“The kitchen is the new living room,” said Chef Marcus Samuelsson Thursday night at C-House, his Chicago home base. “It’s a space that’s opened up.”
While talking briefly about the ethnic and social influences that inspire his food, Samuelsson was on duty as a spokesperson for Blue Star, unveiling his new line of free standing range ovens.
I’m certainly not in the market for a fancy-shmancy oven (even if I can custom design it online, which is cool), but I’m impressed with the effort Samuelssen is making to bring restaurant quality gear home. It seems that for him, it’s a social statement as much as a money maker. That’s why his kitchen-as-living-room comment caught my ear.
There was a time when food was prepared in basements or behind closed doors, he explained, so that it was perfect when it magically appeared on your plate. Now, people are drawn to kitchens they can see in restaurants and homes alike, curious to know how their food is prepared.
Although I agree that this is a trend in restaurants and think people’s interest in how food is prepared has benefited from popular cooking shows like Top Chef Masters, on which Samuelsson is a contestant, I don’t think the kitchen is the “new” living room per se. Rather, the kitchen has always been the living room.
Anyone who’s hosted a party knows that. No matter how big or small, people congregate in the kitchen. I’m always amused to see how many of my friends manage to cram themselves into my tiny galley when there’s tons of space elsewhere. That’s because the food is in the kitchen and the real conversation happens there too — it’s the epicenter of the festivities.

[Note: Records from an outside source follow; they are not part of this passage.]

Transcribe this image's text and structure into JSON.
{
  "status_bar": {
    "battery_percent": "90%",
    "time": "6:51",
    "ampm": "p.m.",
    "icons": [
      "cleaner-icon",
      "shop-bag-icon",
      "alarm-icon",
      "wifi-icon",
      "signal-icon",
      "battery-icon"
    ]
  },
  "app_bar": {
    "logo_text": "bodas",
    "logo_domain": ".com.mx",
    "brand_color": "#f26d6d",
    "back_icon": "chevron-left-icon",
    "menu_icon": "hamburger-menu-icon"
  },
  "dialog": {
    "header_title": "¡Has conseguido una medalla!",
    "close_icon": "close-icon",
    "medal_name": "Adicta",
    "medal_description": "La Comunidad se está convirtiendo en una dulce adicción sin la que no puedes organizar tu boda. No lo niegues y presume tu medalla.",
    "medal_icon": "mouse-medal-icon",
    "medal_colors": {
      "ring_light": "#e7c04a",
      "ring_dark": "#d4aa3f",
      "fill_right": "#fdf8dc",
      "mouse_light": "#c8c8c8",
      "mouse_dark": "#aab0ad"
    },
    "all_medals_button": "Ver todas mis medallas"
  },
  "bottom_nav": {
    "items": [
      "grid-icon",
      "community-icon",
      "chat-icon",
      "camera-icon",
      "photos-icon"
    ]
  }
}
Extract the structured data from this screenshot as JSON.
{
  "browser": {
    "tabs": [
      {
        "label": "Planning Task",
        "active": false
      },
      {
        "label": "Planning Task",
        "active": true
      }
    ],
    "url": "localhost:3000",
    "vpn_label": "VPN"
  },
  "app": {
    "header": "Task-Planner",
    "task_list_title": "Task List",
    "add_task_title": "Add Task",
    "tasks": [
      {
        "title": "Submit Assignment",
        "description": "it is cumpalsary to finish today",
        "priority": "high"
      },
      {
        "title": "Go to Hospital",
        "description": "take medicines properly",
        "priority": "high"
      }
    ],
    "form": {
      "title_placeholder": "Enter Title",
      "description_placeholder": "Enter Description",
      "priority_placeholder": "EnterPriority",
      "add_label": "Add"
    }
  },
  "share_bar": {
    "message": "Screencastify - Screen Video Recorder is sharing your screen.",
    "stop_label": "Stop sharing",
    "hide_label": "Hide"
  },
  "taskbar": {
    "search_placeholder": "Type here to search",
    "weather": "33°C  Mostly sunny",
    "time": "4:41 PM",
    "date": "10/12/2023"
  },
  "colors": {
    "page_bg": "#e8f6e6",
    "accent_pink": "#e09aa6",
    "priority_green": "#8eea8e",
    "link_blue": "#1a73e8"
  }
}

I think it’s fair to say that Samuelsson and I agree on the key point though. Food is ultimately social, and it can and should reflect the diversity of its consumers in its flavor and preparation. This idea is reflected is Samuelsson’s thoughts on American food trends and in his cookbook, New American Table. He said the American palate is trending toward ethnic foods — particularly Latin and Asian varieties because they are the least expensive and most readily available. His cookbook capitalizes on the diversity of ethnic food and is a collection of influences built on a foundation of classic French cooking. I’m looking forward to going through it in more detail.
This was a press event, and we were given starters, drinks, and cookbooks free-of-charge.